**REQUIRED ACTION:** Repeat all entries exactly.

**MATERIAL SHOWN:**
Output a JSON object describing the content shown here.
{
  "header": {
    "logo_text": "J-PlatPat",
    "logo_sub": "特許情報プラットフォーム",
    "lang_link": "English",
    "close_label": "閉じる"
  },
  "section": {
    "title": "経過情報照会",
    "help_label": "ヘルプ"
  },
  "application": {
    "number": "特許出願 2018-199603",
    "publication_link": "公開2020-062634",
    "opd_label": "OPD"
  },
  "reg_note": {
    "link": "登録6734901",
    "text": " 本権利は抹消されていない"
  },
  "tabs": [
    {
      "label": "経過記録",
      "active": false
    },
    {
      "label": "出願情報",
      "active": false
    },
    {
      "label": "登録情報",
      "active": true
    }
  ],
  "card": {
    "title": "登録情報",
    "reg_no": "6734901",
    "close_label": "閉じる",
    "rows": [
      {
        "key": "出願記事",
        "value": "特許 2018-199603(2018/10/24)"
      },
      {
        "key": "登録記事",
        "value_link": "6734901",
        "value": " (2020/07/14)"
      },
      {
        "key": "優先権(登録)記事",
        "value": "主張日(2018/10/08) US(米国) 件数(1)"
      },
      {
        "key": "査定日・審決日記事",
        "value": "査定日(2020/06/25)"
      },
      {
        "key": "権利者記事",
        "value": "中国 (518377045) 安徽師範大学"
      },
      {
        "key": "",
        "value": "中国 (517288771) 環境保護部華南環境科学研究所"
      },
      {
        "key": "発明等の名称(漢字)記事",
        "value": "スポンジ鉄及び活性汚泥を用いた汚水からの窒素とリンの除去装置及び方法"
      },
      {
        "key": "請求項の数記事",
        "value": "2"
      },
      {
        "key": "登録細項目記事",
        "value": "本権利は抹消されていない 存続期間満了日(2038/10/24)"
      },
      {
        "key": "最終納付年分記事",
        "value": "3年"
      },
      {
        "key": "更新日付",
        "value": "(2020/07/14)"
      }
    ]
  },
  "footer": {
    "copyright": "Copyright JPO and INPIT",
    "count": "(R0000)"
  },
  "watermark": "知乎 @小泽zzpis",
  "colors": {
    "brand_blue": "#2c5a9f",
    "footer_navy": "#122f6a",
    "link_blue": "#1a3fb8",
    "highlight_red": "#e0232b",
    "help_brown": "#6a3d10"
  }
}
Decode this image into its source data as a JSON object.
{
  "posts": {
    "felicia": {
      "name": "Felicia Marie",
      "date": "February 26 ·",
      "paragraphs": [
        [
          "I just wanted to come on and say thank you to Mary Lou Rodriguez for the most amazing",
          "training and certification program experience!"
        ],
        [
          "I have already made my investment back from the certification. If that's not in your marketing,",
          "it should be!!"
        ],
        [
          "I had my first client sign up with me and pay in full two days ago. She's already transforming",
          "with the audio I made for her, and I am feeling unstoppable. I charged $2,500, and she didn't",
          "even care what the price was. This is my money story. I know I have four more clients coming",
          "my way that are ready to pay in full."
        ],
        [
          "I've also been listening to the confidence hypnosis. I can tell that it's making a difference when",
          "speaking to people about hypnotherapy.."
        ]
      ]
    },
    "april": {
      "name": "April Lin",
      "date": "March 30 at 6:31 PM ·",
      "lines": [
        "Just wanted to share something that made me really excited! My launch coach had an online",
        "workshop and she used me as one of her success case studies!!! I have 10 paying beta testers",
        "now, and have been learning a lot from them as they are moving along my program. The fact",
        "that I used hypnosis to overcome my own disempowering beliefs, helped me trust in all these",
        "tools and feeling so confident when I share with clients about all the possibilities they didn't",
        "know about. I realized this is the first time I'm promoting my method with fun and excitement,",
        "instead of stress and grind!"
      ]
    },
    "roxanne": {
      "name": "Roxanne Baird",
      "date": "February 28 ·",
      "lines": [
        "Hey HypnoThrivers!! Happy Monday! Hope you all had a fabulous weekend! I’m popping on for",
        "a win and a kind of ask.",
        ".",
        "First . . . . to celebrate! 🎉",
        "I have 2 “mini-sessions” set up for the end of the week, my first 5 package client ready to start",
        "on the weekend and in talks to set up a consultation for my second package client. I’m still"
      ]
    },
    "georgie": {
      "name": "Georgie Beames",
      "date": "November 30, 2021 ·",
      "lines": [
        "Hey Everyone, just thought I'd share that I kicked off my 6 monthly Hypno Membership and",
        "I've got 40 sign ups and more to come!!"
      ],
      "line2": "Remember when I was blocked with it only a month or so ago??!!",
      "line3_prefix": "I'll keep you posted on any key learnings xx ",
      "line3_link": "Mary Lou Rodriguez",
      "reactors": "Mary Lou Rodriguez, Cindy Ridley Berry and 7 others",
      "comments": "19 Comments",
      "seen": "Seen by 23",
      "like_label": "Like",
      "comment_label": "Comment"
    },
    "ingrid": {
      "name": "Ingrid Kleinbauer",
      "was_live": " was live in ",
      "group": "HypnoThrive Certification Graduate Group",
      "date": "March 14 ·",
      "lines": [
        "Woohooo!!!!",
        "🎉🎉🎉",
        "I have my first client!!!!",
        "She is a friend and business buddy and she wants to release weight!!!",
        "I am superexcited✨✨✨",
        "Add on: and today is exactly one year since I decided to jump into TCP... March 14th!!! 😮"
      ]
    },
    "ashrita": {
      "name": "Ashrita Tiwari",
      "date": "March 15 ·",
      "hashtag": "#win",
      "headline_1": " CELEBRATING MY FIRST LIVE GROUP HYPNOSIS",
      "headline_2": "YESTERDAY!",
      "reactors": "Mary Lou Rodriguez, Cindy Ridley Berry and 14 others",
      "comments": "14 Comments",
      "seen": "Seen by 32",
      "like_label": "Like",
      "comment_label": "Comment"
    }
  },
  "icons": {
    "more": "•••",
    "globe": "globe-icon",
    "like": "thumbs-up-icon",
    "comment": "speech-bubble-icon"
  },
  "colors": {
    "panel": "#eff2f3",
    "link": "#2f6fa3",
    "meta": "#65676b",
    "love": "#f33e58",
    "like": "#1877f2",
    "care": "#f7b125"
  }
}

**RESULT BELOW:**
Output a JSON object describing the content shown here.
{
  "header": {
    "logo_text": "J-PlatPat",
    "logo_sub": "特許情報プラットフォーム",
    "lang_link": "English",
    "close_label": "閉じる"
  },
  "section": {
    "title": "経過情報照会",
    "help_label": "ヘルプ"
  },
  "application": {
    "number": "特許出願 2018-199603",
    "publication_link": "公開2020-062634",
    "opd_label": "OPD"
  },
  "reg_note": {
    "link": "登録6734901",
    "text": " 本権利は抹消されていない"
  },
  "tabs": [
    {
      "label": "経過記録",
      "active": false
    },
    {
      "label": "出願情報",
      "active": false
    },
    {
      "label": "登録情報",
      "active": true
    }
  ],
  "card": {
    "title": "登録情報",
    "reg_no": "6734901",
    "close_label": "閉じる",
    "rows": [
      {
        "key": "出願記事",
        "value": "特許 2018-199603(2018/10/24)"
      },
      {
        "key": "登録記事",
        "value_link": "6734901",
        "value": " (2020/07/14)"
      },
      {
        "key": "優先権(登録)記事",
        "value": "主張日(2018/10/08) US(米国) 件数(1)"
      },
      {
        "key": "査定日・審決日記事",
        "value": "査定日(2020/06/25)"
      },
      {
        "key": "権利者記事",
        "value": "中国 (518377045) 安徽師範大学"
      },
      {
        "key": "",
        "value": "中国 (517288771) 環境保護部華南環境科学研究所"
      },
      {
        "key": "発明等の名称(漢字)記事",
        "value": "スポンジ鉄及び活性汚泥を用いた汚水からの窒素とリンの除去装置及び方法"
      },
      {
        "key": "請求項の数記事",
        "value": "2"
      },
      {
        "key": "登録細項目記事",
        "value": "本権利は抹消されていない 存続期間満了日(2038/10/24)"
      },
      {
        "key": "最終納付年分記事",
        "value": "3年"
      },
      {
        "key": "更新日付",
        "value": "(2020/07/14)"
      }
    ]
  },
  "footer": {
    "copyright": "Copyright JPO and INPIT",
    "count": "(R0000)"
  },
  "watermark": "知乎 @小泽zzpis",
  "colors": {
    "brand_blue": "#2c5a9f",
    "footer_navy": "#122f6a",
    "link_blue": "#1a3fb8",
    "highlight_red": "#e0232b",
    "help_brown": "#6a3d10"
  }
}
Decode this image into its source data as a JSON object.
{
  "posts": {
    "felicia": {
      "name": "Felicia Marie",
      "date": "February 26 ·",
      "paragraphs": [
        [
          "I just wanted to come on and say thank you to Mary Lou Rodriguez for the most amazing",
          "training and certification program experience!"
        ],
        [
          "I have already made my investment back from the certification. If that's not in your marketing,",
          "it should be!!"
        ],
        [
          "I had my first client sign up with me and pay in full two days ago. She's already transforming",
          "with the audio I made for her, and I am feeling unstoppable. I charged $2,500, and she didn't",
          "even care what the price was. This is my money story. I know I have four more clients coming",
          "my way that are ready to pay in full."
        ],
        [
          "I've also been listening to the confidence hypnosis. I can tell that it's making a difference when",
          "speaking to people about hypnotherapy.."
        ]
      ]
    },
    "april": {
      "name": "April Lin",
      "date": "March 30 at 6:31 PM ·",
      "lines": [
        "Just wanted to share something that made me really excited! My launch coach had an online",
        "workshop and she used me as one of her success case studies!!! I have 10 paying beta testers",
        "now, and have been learning a lot from them as they are moving along my program. The fact",
        "that I used hypnosis to overcome my own disempowering beliefs, helped me trust in all these",
        "tools and feeling so confident when I share with clients about all the possibilities they didn't",
        "know about. I realized this is the first time I'm promoting my method with fun and excitement,",
        "instead of stress and grind!"
      ]
    },
    "roxanne": {
      "name": "Roxanne Baird",
      "date": "February 28 ·",
      "lines": [
        "Hey HypnoThrivers!! Happy Monday! Hope you all had a fabulous weekend! I’m popping on for",
        "a win and a kind of ask.",
        ".",
        "First . . . . to celebrate! 🎉",
        "I have 2 “mini-sessions” set up for the end of the week, my first 5 package client ready to start",
        "on the weekend and in talks to set up a consultation for my second package client. I’m still"
      ]
    },
    "georgie": {
      "name": "Georgie Beames",
      "date": "November 30, 2021 ·",
      "lines": [
        "Hey Everyone, just thought I'd share that I kicked off my 6 monthly Hypno Membership and",
        "I've got 40 sign ups and more to come!!"
      ],
      "line2": "Remember when I was blocked with it only a month or so ago??!!",
      "line3_prefix": "I'll keep you posted on any key learnings xx ",
      "line3_link": "Mary Lou Rodriguez",
      "reactors": "Mary Lou Rodriguez, Cindy Ridley Berry and 7 others",
      "comments": "19 Comments",
      "seen": "Seen by 23",
      "like_label": "Like",
      "comment_label": "Comment"
    },
    "ingrid": {
      "name": "Ingrid Kleinbauer",
      "was_live": " was live in ",
      "group": "HypnoThrive Certification Graduate Group",
      "date": "March 14 ·",
      "lines": [
        "Woohooo!!!!",
        "🎉🎉🎉",
        "I have my first client!!!!",
        "She is a friend and business buddy and she wants to release weight!!!",
        "I am superexcited✨✨✨",
        "Add on: and today is exactly one year since I decided to jump into TCP... March 14th!!! 😮"
      ]
    },
    "ashrita": {
      "name": "Ashrita Tiwari",
      "date": "March 15 ·",
      "hashtag": "#win",
      "headline_1": " CELEBRATING MY FIRST LIVE GROUP HYPNOSIS",
      "headline_2": "YESTERDAY!",
      "reactors": "Mary Lou Rodriguez, Cindy Ridley Berry and 14 others",
      "comments": "14 Comments",
      "seen": "Seen by 32",
      "like_label": "Like",
      "comment_label": "Comment"
    }
  },
  "icons": {
    "more": "•••",
    "globe": "globe-icon",
    "like": "thumbs-up-icon",
    "comment": "speech-bubble-icon"
  },
  "colors": {
    "panel": "#eff2f3",
    "link": "#2f6fa3",
    "meta": "#65676b",
    "love": "#f33e58",
    "like": "#1877f2",
    "care": "#f7b125"
  }
}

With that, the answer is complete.